As the lighting and distance to the subject were fixed manual exposure and fill flash was used to capture this image.
5. Polar Bears with Caribou Carcass, Churchill, Manitoba
On my 7th visit to Churchill, we came across this caribou lying in open sea ice with a bear leisurely sitting on hard packed snow nearby. When the tide receded the bear proceed to swim out to the carcass, dragging it to shore. The caribou was in the wrong place at the wrong time; apparently being chased onto the loose ice, it fell through, dying from hypothermia a short time earlier before we came upon the scene. Shortly after the carcass was dragged out of the ice, other bears arrived to opportunistically feast. The polar bears sense of smell is without equal. Although, I did see dominance behavior, to my surprise the bear shared the meal without showing much aggression. It is better to have a full belly in lean times, than be injured.
6. Red-crowned crane, Tancho Sanctuary, Kushiro, Japan
I love shooting in inclement weather. In heavy snow, it is often necessary to manually focus on the subject, lest the AF catch on snowflakes, hunt like mad, or not focus all due to the extremely low contrast. With static subject’s you can try to lock AF on an area of greater contrast, manually tweaking the focus if necessary.
7. Crab Among Red Soft Coral Polyps, Ras Mohamed, National Park, Sharm El Sheikh, Red Sea, Egypt

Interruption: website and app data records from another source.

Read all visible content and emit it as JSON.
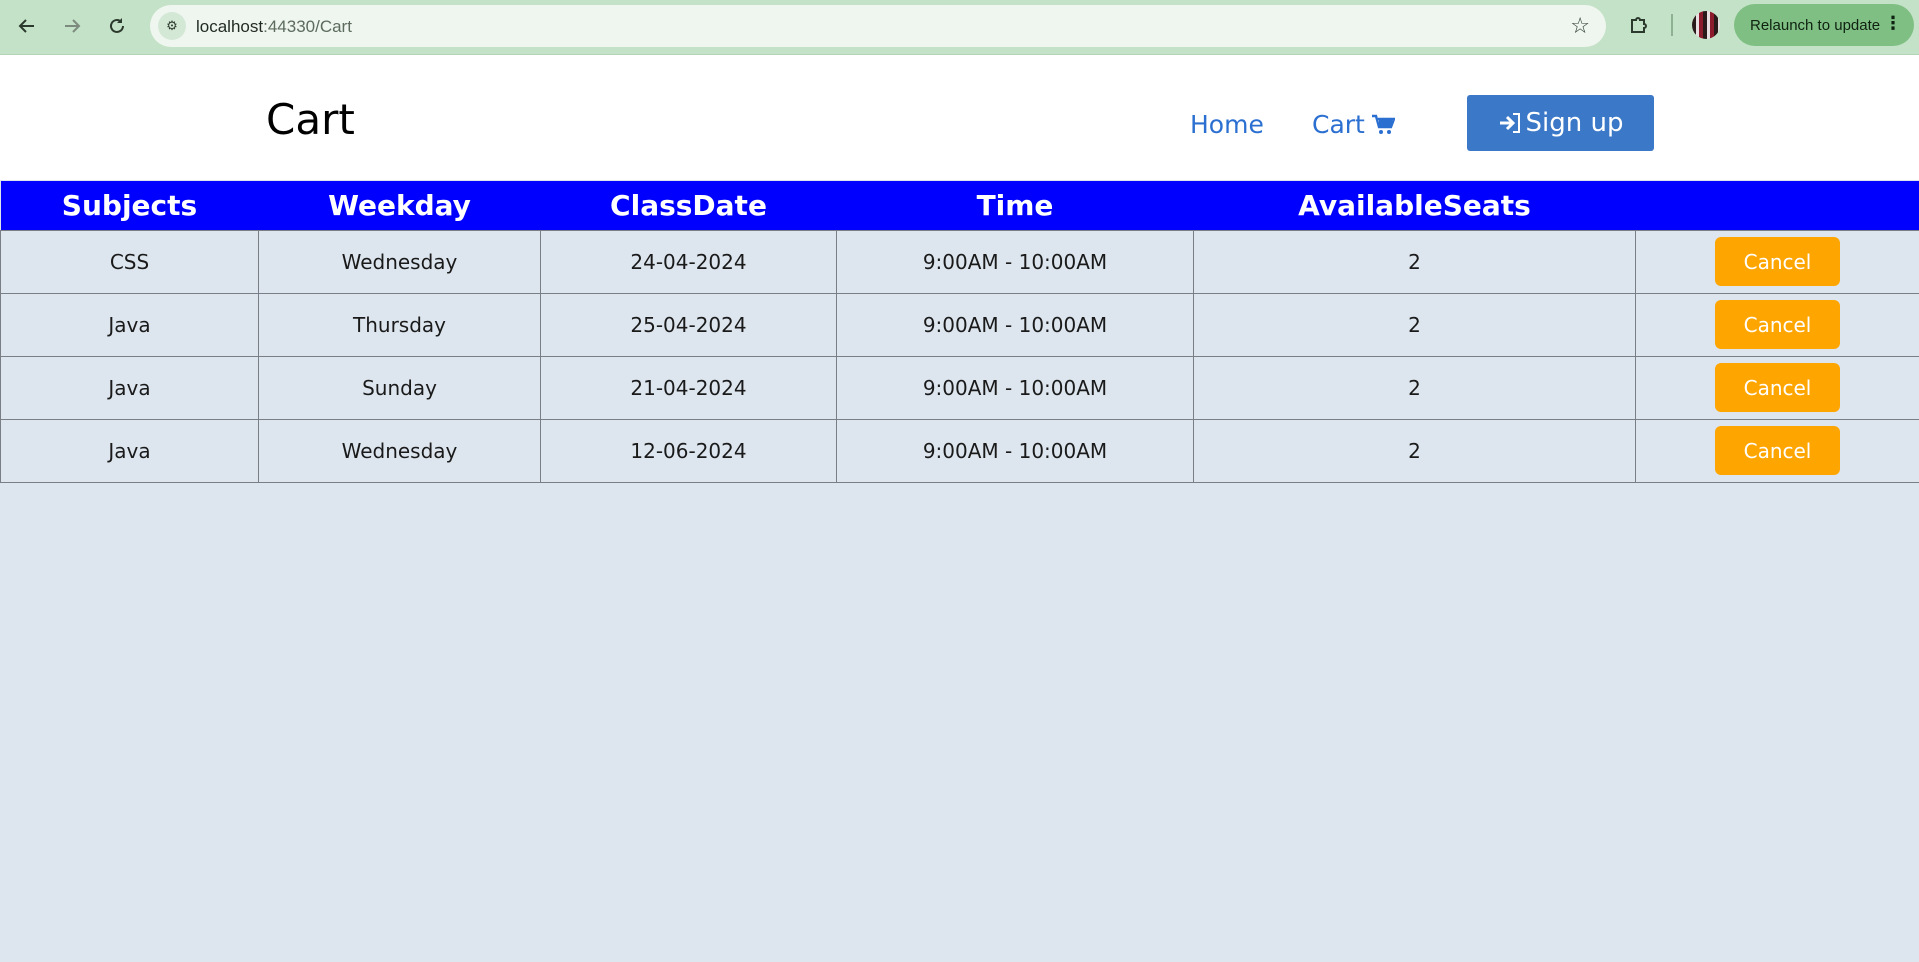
{
  "browser": {
    "url_host": "localhost",
    "url_rest": ":44330/Cart",
    "relaunch_label": "Relaunch to update"
  },
  "header": {
    "title": "Cart",
    "nav": {
      "home": "Home",
      "cart": "Cart",
      "signup": "Sign up"
    }
  },
  "table": {
    "columns": [
      "Subjects",
      "Weekday",
      "ClassDate",
      "Time",
      "AvailableSeats",
      ""
    ],
    "rows": [
      {
        "subject": "CSS",
        "weekday": "Wednesday",
        "date": "24-04-2024",
        "time": "9:00AM - 10:00AM",
        "seats": "2",
        "action": "Cancel"
      },
      {
        "subject": "Java",
        "weekday": "Thursday",
        "date": "25-04-2024",
        "time": "9:00AM - 10:00AM",
        "seats": "2",
        "action": "Cancel"
      },
      {
        "subject": "Java",
        "weekday": "Sunday",
        "date": "21-04-2024",
        "time": "9:00AM - 10:00AM",
        "seats": "2",
        "action": "Cancel"
      },
      {
        "subject": "Java",
        "weekday": "Wednesday",
        "date": "12-06-2024",
        "time": "9:00AM - 10:00AM",
        "seats": "2",
        "action": "Cancel"
      }
    ]
  },
  "colors": {
    "table_header": "#0000ff",
    "cancel_button": "#ffa500",
    "signup_button": "#3b78c8",
    "link": "#2b6fd1",
    "page_bg": "#dde6ef"
  }
}
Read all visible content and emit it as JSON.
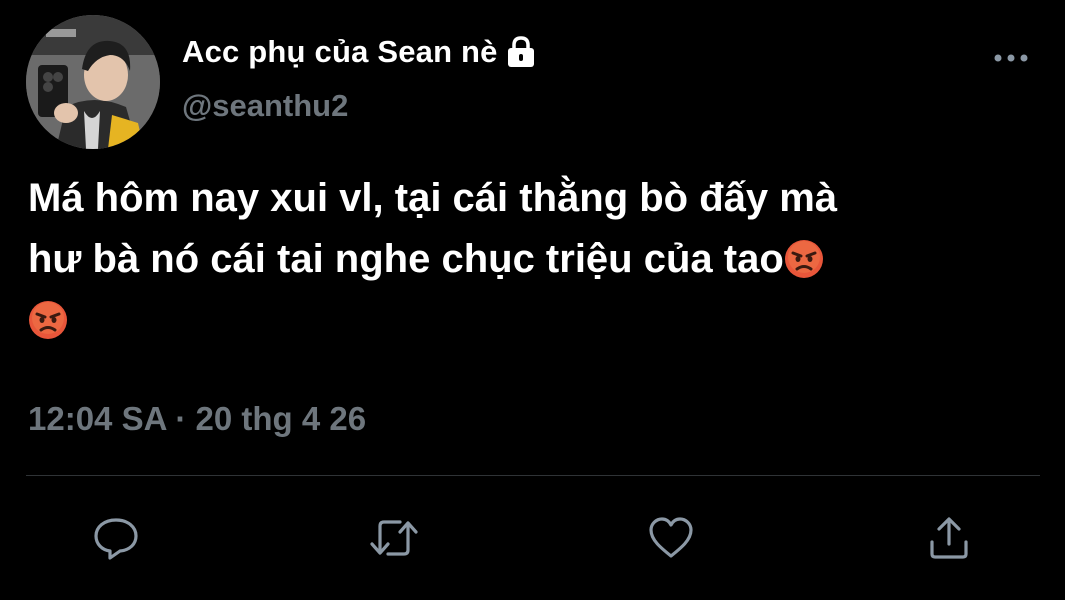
{
  "tweet": {
    "display_name": "Acc phụ của Sean nè",
    "handle": "@seanthu2",
    "text_line1": "Má hôm nay xui vl, tại cái thằng bò đấy mà",
    "text_line2": "hư bà nó cái tai nghe chục triệu của tao",
    "timestamp": "12:04 SA · 20 thg 4 26",
    "protected_icon": "lock-icon",
    "emoji": "angry-face-emoji"
  },
  "actions": {
    "reply_icon": "reply-icon",
    "retweet_icon": "retweet-icon",
    "like_icon": "heart-icon",
    "share_icon": "share-icon",
    "more_icon": "more-options-icon"
  },
  "colors": {
    "background": "#000000",
    "text": "#ffffff",
    "secondary_text": "#6e767d",
    "divider": "#2f3336",
    "icon": "#8b98a5"
  }
}
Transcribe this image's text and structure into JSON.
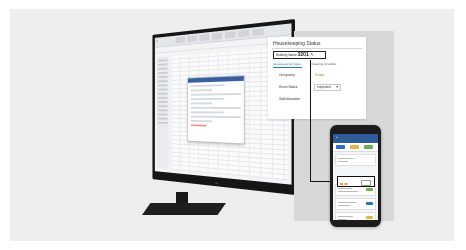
{
  "housekeeping": {
    "title": "Housekeeping Status",
    "building_label": "Building Name",
    "room_number": "3201",
    "tabs": [
      "Housekeeping Status",
      "Cleaning Checklist"
    ],
    "rows": [
      {
        "label": "Occupancy",
        "value": "Empty"
      },
      {
        "label": "Room Status",
        "value": "Inspected"
      },
      {
        "label": "Staff Allocation",
        "value": ""
      }
    ]
  },
  "colors": {
    "accent_blue": "#2c6fc9",
    "status_green": "#6a9a2a",
    "phone_header": "#2f5b9a"
  }
}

Taken at a depth of 140 feet this image required two strobes. I used one strobe as a main light, and the other as fill. Fuji Velvia provided the intense color and incredible detail. Fuji Pro used the image to showcase the intense color and insane amount of detail Velvia slide film could render. The image was printed on Fuji Flex, it was quite an amazing poster.
Special thanks to Charles for the images and words above. For more on Charles and his work, visit www.shootthelight.com.
CREDITS: All photographs by Charles Glatzer have been used with permission for SLR Lounge. Do not copy, modify or re-post this article or images without express permission from SLR Lounge and the artist.